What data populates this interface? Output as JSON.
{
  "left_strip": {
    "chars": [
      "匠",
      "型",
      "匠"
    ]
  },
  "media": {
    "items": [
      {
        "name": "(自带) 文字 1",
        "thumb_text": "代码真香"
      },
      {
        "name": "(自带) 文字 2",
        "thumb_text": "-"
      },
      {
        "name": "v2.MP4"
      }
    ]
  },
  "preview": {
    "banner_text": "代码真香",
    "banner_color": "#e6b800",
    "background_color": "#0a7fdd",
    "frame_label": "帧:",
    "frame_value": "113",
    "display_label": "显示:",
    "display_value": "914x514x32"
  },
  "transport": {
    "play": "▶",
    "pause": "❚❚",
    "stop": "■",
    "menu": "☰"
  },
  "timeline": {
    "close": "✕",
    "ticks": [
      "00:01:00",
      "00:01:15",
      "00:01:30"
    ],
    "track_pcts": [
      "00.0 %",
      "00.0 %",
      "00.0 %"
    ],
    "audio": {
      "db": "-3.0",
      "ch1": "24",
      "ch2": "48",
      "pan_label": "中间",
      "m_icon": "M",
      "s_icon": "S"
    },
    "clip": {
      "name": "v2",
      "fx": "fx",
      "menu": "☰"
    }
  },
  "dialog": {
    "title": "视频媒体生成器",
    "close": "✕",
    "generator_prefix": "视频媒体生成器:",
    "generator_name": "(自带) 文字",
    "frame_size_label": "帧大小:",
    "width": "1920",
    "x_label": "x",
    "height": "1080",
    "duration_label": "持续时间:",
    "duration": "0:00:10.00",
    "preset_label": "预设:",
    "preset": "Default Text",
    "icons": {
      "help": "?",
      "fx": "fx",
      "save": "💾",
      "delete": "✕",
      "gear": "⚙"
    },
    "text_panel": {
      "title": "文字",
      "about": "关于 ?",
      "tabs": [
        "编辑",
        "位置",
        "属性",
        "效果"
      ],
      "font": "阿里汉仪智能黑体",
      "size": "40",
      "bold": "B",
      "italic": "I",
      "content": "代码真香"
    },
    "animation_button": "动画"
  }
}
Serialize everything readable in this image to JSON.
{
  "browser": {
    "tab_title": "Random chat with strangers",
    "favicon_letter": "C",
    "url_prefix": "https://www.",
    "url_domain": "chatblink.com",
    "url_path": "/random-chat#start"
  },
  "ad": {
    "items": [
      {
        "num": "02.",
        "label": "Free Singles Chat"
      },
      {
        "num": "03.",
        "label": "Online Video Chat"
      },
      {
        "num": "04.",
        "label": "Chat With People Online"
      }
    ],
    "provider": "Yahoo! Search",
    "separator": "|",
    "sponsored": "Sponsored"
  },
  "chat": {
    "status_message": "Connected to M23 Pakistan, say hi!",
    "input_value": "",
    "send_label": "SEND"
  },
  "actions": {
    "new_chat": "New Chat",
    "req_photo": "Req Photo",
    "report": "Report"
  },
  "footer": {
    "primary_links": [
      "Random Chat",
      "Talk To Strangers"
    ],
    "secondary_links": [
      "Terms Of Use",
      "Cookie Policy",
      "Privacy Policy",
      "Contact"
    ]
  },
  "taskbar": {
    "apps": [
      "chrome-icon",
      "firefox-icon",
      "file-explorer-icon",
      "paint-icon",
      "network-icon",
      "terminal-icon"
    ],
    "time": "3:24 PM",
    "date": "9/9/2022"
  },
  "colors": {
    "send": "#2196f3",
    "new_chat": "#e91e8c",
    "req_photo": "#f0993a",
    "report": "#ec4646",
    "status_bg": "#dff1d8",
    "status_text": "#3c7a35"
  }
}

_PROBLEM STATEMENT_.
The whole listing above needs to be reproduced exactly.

_RESULT OF THIS EXERCISE_.
What data populates this interface? Output as JSON.
{
  "left_strip": {
    "chars": [
      "匠",
      "型",
      "匠"
    ]
  },
  "media": {
    "items": [
      {
        "name": "(自带) 文字 1",
        "thumb_text": "代码真香"
      },
      {
        "name": "(自带) 文字 2",
        "thumb_text": "-"
      },
      {
        "name": "v2.MP4"
      }
    ]
  },
  "preview": {
    "banner_text": "代码真香",
    "banner_color": "#e6b800",
    "background_color": "#0a7fdd",
    "frame_label": "帧:",
    "frame_value": "113",
    "display_label": "显示:",
    "display_value": "914x514x32"
  },
  "transport": {
    "play": "▶",
    "pause": "❚❚",
    "stop": "■",
    "menu": "☰"
  },
  "timeline": {
    "close": "✕",
    "ticks": [
      "00:01:00",
      "00:01:15",
      "00:01:30"
    ],
    "track_pcts": [
      "00.0 %",
      "00.0 %",
      "00.0 %"
    ],
    "audio": {
      "db": "-3.0",
      "ch1": "24",
      "ch2": "48",
      "pan_label": "中间",
      "m_icon": "M",
      "s_icon": "S"
    },
    "clip": {
      "name": "v2",
      "fx": "fx",
      "menu": "☰"
    }
  },
  "dialog": {
    "title": "视频媒体生成器",
    "close": "✕",
    "generator_prefix": "视频媒体生成器:",
    "generator_name": "(自带) 文字",
    "frame_size_label": "帧大小:",
    "width": "1920",
    "x_label": "x",
    "height": "1080",
    "duration_label": "持续时间:",
    "duration": "0:00:10.00",
    "preset_label": "预设:",
    "preset": "Default Text",
    "icons": {
      "help": "?",
      "fx": "fx",
      "save": "💾",
      "delete": "✕",
      "gear": "⚙"
    },
    "text_panel": {
      "title": "文字",
      "about": "关于 ?",
      "tabs": [
        "编辑",
        "位置",
        "属性",
        "效果"
      ],
      "font": "阿里汉仪智能黑体",
      "size": "40",
      "bold": "B",
      "italic": "I",
      "content": "代码真香"
    },
    "animation_button": "动画"
  }
}
Serialize everything readable in this image to JSON.
{
  "browser": {
    "tab_title": "Random chat with strangers",
    "favicon_letter": "C",
    "url_prefix": "https://www.",
    "url_domain": "chatblink.com",
    "url_path": "/random-chat#start"
  },
  "ad": {
    "items": [
      {
        "num": "02.",
        "label": "Free Singles Chat"
      },
      {
        "num": "03.",
        "label": "Online Video Chat"
      },
      {
        "num": "04.",
        "label": "Chat With People Online"
      }
    ],
    "provider": "Yahoo! Search",
    "separator": "|",
    "sponsored": "Sponsored"
  },
  "chat": {
    "status_message": "Connected to M23 Pakistan, say hi!",
    "input_value": "",
    "send_label": "SEND"
  },
  "actions": {
    "new_chat": "New Chat",
    "req_photo": "Req Photo",
    "report": "Report"
  },
  "footer": {
    "primary_links": [
      "Random Chat",
      "Talk To Strangers"
    ],
    "secondary_links": [
      "Terms Of Use",
      "Cookie Policy",
      "Privacy Policy",
      "Contact"
    ]
  },
  "taskbar": {
    "apps": [
      "chrome-icon",
      "firefox-icon",
      "file-explorer-icon",
      "paint-icon",
      "network-icon",
      "terminal-icon"
    ],
    "time": "3:24 PM",
    "date": "9/9/2022"
  },
  "colors": {
    "send": "#2196f3",
    "new_chat": "#e91e8c",
    "req_photo": "#f0993a",
    "report": "#ec4646",
    "status_bg": "#dff1d8",
    "status_text": "#3c7a35"
  }
}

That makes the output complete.